CfP: Literature and Science - States of the Union

A reminder that there are still ten days left to submit short (c.2000wd) pieces to a special issue of *Configurations*, replying to and paired with a 'state of the field' issue of the *Journal of Literature and Science* (10:1) which was published earlier this year. The purpose of the collaboration between the two journals is to think about how studies in literature and science are currently positioned on both sides of the Atlantic, and we are particularly interested in seeing submissions which reply to any aspect of the earlier issue or which engage with any of the following subject areas: teaching and pedagogical practice material culture and book history the corporatization of the university the current crisis in the humanities and/or economic pressures on the sciences A full CFP is available at http://www.bsls.ac.uk/2017/09/ call-for-papers- jlsconfigurations-double- issue/ . We would like to see scholars of all career stages in the final issue,

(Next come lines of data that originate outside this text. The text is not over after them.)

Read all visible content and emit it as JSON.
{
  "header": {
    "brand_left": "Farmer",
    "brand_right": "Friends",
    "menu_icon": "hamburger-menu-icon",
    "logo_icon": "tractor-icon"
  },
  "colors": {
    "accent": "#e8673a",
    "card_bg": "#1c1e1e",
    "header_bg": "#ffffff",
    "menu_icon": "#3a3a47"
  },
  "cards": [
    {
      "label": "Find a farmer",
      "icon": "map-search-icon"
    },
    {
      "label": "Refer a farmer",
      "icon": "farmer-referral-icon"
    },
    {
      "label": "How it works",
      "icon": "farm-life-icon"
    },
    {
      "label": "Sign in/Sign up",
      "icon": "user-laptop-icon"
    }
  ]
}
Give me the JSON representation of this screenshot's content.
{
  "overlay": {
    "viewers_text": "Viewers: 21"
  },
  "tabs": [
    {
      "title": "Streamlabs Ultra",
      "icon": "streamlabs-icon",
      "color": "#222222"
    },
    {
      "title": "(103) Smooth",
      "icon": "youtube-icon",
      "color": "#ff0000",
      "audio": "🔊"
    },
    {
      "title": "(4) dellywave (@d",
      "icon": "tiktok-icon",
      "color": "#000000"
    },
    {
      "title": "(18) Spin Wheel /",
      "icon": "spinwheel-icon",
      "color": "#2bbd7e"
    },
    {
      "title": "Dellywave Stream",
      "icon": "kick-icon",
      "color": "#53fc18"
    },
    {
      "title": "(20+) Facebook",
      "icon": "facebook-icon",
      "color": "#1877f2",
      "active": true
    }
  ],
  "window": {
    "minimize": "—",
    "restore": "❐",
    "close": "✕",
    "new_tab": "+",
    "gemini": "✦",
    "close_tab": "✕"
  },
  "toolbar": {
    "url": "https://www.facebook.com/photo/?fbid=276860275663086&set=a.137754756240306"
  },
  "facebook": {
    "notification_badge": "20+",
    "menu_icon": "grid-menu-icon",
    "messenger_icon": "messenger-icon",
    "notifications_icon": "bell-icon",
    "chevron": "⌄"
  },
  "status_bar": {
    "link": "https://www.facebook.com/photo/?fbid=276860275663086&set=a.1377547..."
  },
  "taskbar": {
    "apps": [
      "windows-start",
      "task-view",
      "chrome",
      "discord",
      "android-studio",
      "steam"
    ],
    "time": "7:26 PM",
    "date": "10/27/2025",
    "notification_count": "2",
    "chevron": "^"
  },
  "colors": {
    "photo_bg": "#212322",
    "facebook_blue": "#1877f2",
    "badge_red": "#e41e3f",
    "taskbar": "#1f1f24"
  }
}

Smithsonian Libraries – Opportunities for Research 2018-2019

The Smithsonian Libraries, situated at the center of the world’s largest museum complex, is a vital part of the research, exhibition, and educational enterprise of the Institution. The Libraries offers exceptional research resources ranging from 13th-century manuscripts to electronic journals. We are happy to offer the following fellowship opportunities for the 2018-2019 academic year.   The  Baird Society Resident Scholar Program :  $3,500 per month for up to six months to support scholarly research in the Special Collections of the Smithsonian Libraries in Washington, D.C. and New York, NY, in an extensive range of subject areas. Doctoral students, post-doctoral and independent scholars are welcome to apply. Collections include printed materials on world’s fairs; manufacturer’s commercial trade catalogs from the 19th and 20th centuries; natural history rare books (pre-1840 works on topics such as botany, zoology, travel & exploration, museums & collecting,